Norton Hubbard.jpg
Hubbard (right) talks to Greg Norton as first base coach of the Atlanta Braves in 2008
Second baseman
Born: (1957-09-25) September 25, 1957 (age 56)
Hahn AFB, West Germany
Batted: Right Threw: Right
MLB debut
July 14, 1978 for the Atlanta Braves
Last MLB appearance
July 29, 1989 for the Oakland Athletics
Career statistics
Batting average .244
Hits 1,084
Runs 545
Teams
Career highlights and awards
  • All-Star (NL): 1983
  • Led NL in Sacrifice Hits (20) in 1982

Glenn Dee Hubbard (born September 25, 1957 in Hahn AFB, West Germany) is a former first base coach for the Atlanta Braves and second baseman in Major League Baseball (MLB) who played from 1978 to 1989. Hubbard played his first ten seasons with the Atlanta Braves and his last two with the Oakland Athletics.

Career[edit]

Glenn Hubbard attended Wheatland High School, just outside of Beale AFB, CA, where his father was stationed. He finished high school at Ben Lomond High School when his father moved to Hill Air Force Base near Ogden, Utah.

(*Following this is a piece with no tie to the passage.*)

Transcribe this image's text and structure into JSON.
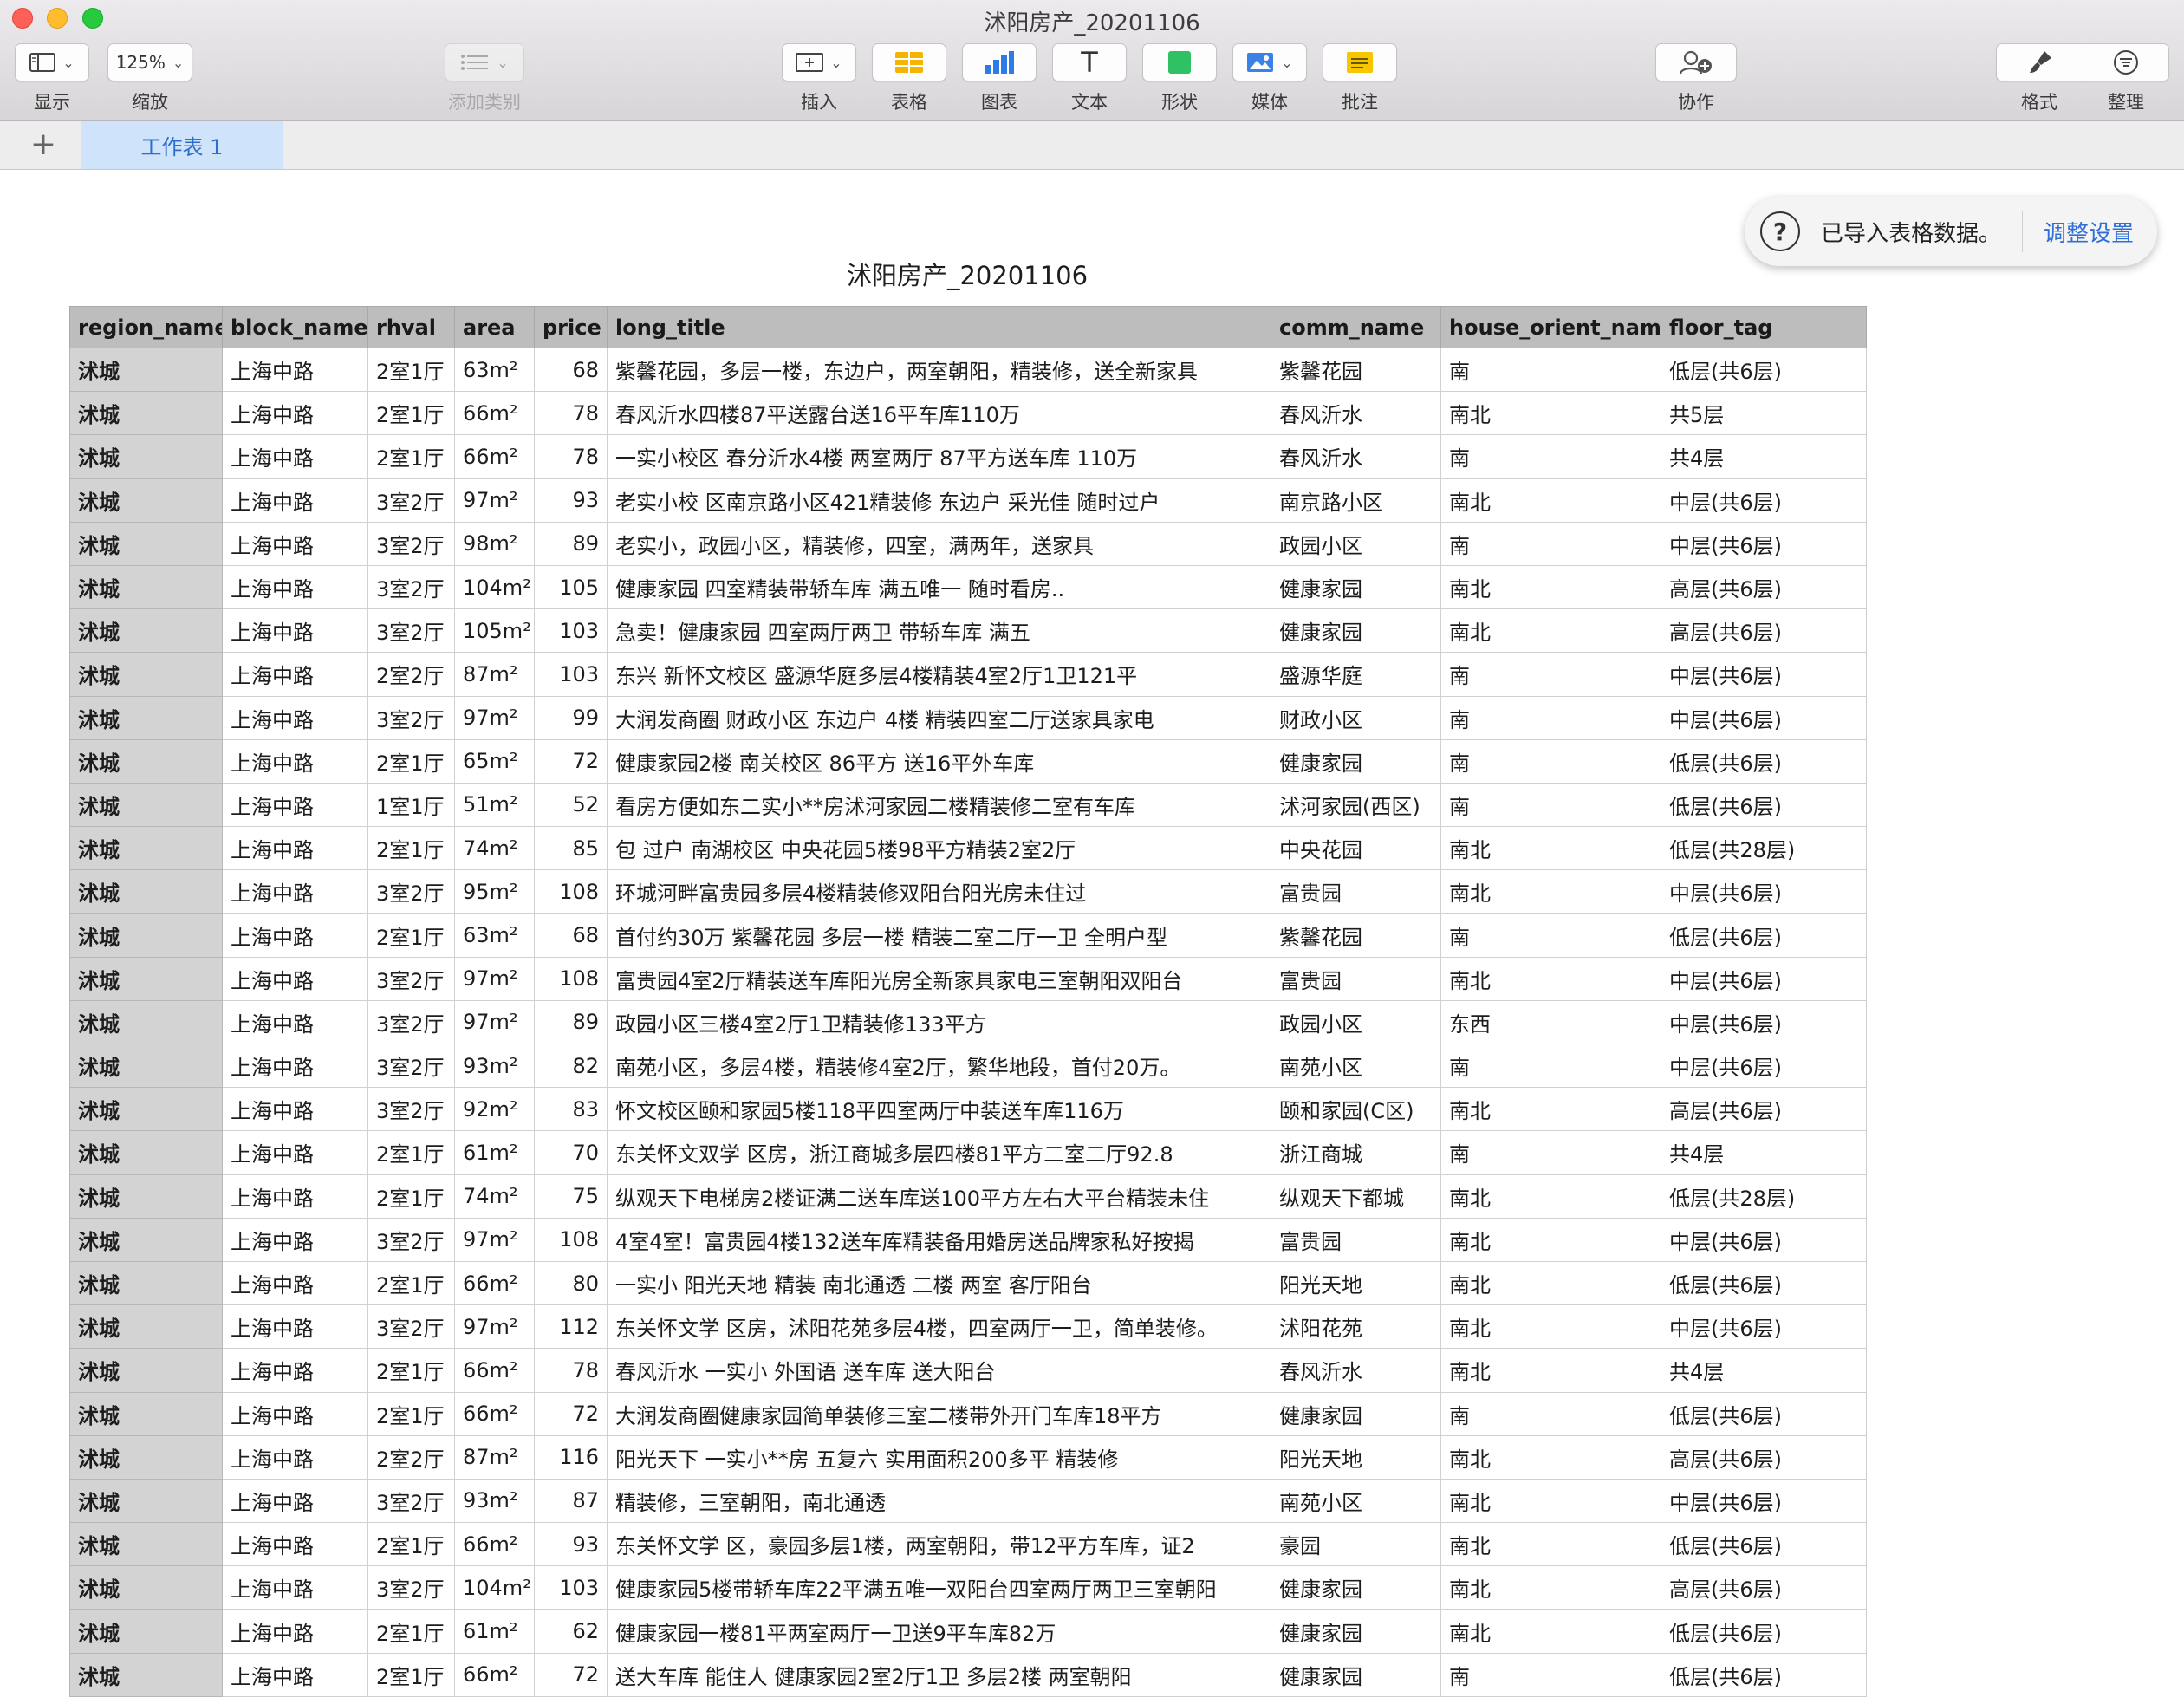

Out of high school, he was a 20th round selection in the 1975 MLB draft and was promoted to the major leagues in 1978. Hubbard hit his first major league home run on September 23, 1978. Hubbard's career with the Braves lasted from 1978 to 1987. Hubbard signed as a free agent with the Oakland Athletics and played with them in 1988 and 1989.

In 1983, Hubbard had his best season; he hit .263 with 14 home runs and 70 RBI as he earned his only All-Star Game appearance. During his 7th inning at-bat, announcers Vin Scully and Joe Garagiola made numerous light-hearted comments about his full beard, as beards were not in fashion at the time. Hubbard got a single when he hit a hard grounder to another first-time All-Star, Cal Ripken. The ball took a wicked hop that Ripken couldn't handle.

Hubbard was known more for his fielding than his hitting. His willingness to stand in while turning a double play with a runner coming at him and his steady glove made him very valuable for the Braves. He currently holds Braves' team fielding records for second basemen in all categories. He was also an excellent bunter and in 1982 he led the National League in sacrifice hits.

Hubbard's most notable trading card is the 1984 Fleer version in which he has an eight-foot boa constrictor draped around his neck.

Hubbard was the Braves' first base coach from 1999 to 2010 under manager Bobby Cox. When Fredi Gonzalez was hired as the Braves manager on October 13, 2010, Hubbard was not offered a position on his staff. The previous hitting coach, Terry Pendleton, replaced him.

External links[edit]